St Albans

city and unparished area in southern Hertfordshire, England

St Albans is the main urban area of the City and District of St Albans in Hertfordshire, England. It is 22 miles (35 km) north of London. St Albans is the former Roman town of Verulamium.

A map of St Albans from 1944



It was originally named Verlamion by the Celtic Catuvellauni tribe, and Verulamium by the Romans. It was the first major town on the old Roman road of Watling Street for travellers heading north.

Many of the Roman walls were knocked down by William the Conqueror and used to build St Albans Abbey, otherwise known as St Albans Cathedral. The town had many notable buildings but most were knocked down by Henry VIII. The only building left is the abbey. Though many other buildings have been built nearby Ye Old Fighting Cocks, which claims to be the oldest pub in the UK, a Roman amphitheatre and hypocaust floor, a disused bear baiting square in Verulamium Park, and the imposing Rats Castle at the top of Hatfield Road as well as Roman Verulanium Museum

The bones of St. Alban, the first English martyr, were kept in the Abbey in a shrine, but were stolen during the 19th century.They were smuggled out of the country into Munich. A few years ago The German Cathedral sent the shoulder bone of St. Alban and it is kept in the shrine behind a curtain

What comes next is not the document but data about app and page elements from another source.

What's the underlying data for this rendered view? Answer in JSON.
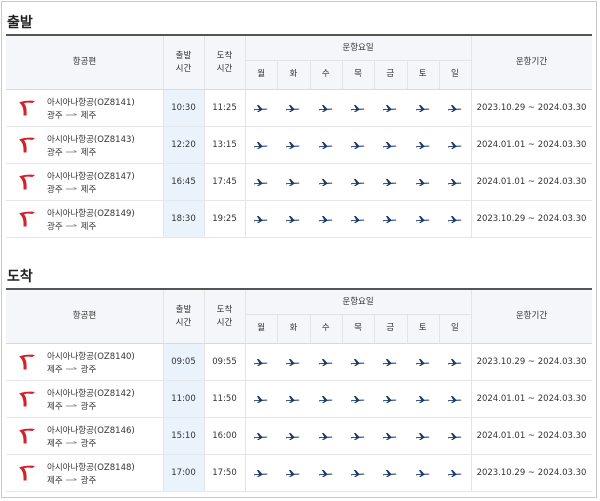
{
  "colors": {
    "accent": "#1b3a6b",
    "logo": "#d2232a",
    "highlight": "#eaf3fc"
  },
  "header": {
    "airline_col": "항공편",
    "dep_col": [
      "출발",
      "시간"
    ],
    "arr_col": [
      "도착",
      "시간"
    ],
    "days_title": "운항요일",
    "days": [
      "월",
      "화",
      "수",
      "목",
      "금",
      "토",
      "일"
    ],
    "period_col": "운항기간"
  },
  "sections": [
    {
      "title": "출발",
      "rows": [
        {
          "airline": "아시아나항공(OZ8141)",
          "from": "광주",
          "to": "제주",
          "dep": "10:30",
          "arr": "11:25",
          "period": "2023.10.29 ~ 2024.03.30",
          "days": [
            "plane-icon",
            "plane-icon",
            "plane-icon",
            "plane-icon",
            "plane-icon",
            "plane-icon",
            "plane-icon"
          ]
        },
        {
          "airline": "아시아나항공(OZ8143)",
          "from": "광주",
          "to": "제주",
          "dep": "12:20",
          "arr": "13:15",
          "period": "2024.01.01 ~ 2024.03.30",
          "days": [
            "plane-icon",
            "plane-icon",
            "plane-icon",
            "plane-icon",
            "plane-icon",
            "plane-icon",
            "plane-icon"
          ]
        },
        {
          "airline": "아시아나항공(OZ8147)",
          "from": "광주",
          "to": "제주",
          "dep": "16:45",
          "arr": "17:45",
          "period": "2024.01.01 ~ 2024.03.30",
          "days": [
            "plane-icon",
            "plane-icon",
            "plane-icon",
            "plane-icon",
            "plane-icon",
            "plane-icon",
            "plane-icon"
          ]
        },
        {
          "airline": "아시아나항공(OZ8149)",
          "from": "광주",
          "to": "제주",
          "dep": "18:30",
          "arr": "19:25",
          "period": "2023.10.29 ~ 2024.03.30",
          "days": [
            "plane-icon",
            "plane-icon",
            "plane-icon",
            "plane-icon",
            "plane-icon",
            "plane-icon",
            "plane-icon"
          ]
        }
      ]
    },
    {
      "title": "도착",
      "rows": [
        {
          "airline": "아시아나항공(OZ8140)",
          "from": "제주",
          "to": "광주",
          "dep": "09:05",
          "arr": "09:55",
          "period": "2023.10.29 ~ 2024.03.30",
          "days": [
            "plane-icon",
            "plane-icon",
            "plane-icon",
            "plane-icon",
            "plane-icon",
            "plane-icon",
            "plane-icon"
          ]
        },
        {
          "airline": "아시아나항공(OZ8142)",
          "from": "제주",
          "to": "광주",
          "dep": "11:00",
          "arr": "11:50",
          "period": "2024.01.01 ~ 2024.03.30",
          "days": [
            "plane-icon",
            "plane-icon",
            "plane-icon",
            "plane-icon",
            "plane-icon",
            "plane-icon",
            "plane-icon"
          ]
        },
        {
          "airline": "아시아나항공(OZ8146)",
          "from": "제주",
          "to": "광주",
          "dep": "15:10",
          "arr": "16:00",
          "period": "2024.01.01 ~ 2024.03.30",
          "days": [
            "plane-icon",
            "plane-icon",
            "plane-icon",
            "plane-icon",
            "plane-icon",
            "plane-icon",
            "plane-icon"
          ]
        },
        {
          "airline": "아시아나항공(OZ8148)",
          "from": "제주",
          "to": "광주",
          "dep": "17:00",
          "arr": "17:50",
          "period": "2023.10.29 ~ 2024.03.30",
          "days": [
            "plane-icon",
            "plane-icon",
            "plane-icon",
            "plane-icon",
            "plane-icon",
            "plane-icon",
            "plane-icon"
          ]
        }
      ]
    }
  ]
}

Now, due to its proximity to London, St. Albans is a commuter town.

St Albans School


St Albans School is a public school.[1] It occupies a site to the west of the Abbey, which includes the 14th century Abbey Gateway.[2] The school was founded in AD 948 and is the only school in the English-speaking world to have educated a Pope. Adrian IV was the only Englishman to become Pope.[3][4]

Important people from St Albans


Other websites



  1. Means fee-paying.
  3. Mackie, John Duncan (1907). Pope Adrian IV: The Lothian Essay, 1907. Blackwell. p. 2.
  4. "The English Pope by George F. Tull".